(What is expected) Across the entries below, determine how many lines include the word "Łowisko". State only the resulting number.

[Stored records]
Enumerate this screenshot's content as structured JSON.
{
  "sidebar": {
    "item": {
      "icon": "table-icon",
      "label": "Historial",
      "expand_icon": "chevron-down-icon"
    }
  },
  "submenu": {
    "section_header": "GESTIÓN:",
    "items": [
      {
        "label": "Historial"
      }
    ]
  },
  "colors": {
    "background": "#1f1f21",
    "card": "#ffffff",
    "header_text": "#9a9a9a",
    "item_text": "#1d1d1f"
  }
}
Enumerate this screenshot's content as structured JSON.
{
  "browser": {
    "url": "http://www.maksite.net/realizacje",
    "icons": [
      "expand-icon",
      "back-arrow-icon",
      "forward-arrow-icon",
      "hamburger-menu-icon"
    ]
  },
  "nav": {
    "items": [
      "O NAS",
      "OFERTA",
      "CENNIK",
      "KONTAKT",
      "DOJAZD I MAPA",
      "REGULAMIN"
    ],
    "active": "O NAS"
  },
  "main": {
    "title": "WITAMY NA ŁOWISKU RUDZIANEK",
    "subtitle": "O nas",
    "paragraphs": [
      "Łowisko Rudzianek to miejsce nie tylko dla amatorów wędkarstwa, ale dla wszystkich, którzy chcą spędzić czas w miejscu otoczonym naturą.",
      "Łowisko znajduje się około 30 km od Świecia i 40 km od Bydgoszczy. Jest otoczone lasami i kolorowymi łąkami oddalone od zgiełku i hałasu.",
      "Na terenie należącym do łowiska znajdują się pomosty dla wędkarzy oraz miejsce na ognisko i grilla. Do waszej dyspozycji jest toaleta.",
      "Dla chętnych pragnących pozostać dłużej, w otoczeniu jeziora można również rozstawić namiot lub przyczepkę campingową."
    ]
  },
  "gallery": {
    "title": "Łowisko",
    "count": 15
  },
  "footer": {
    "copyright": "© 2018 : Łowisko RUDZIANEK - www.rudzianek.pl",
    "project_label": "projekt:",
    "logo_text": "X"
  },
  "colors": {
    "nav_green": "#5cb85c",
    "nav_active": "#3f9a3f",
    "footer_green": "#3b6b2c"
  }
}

(Answer to this problem) 4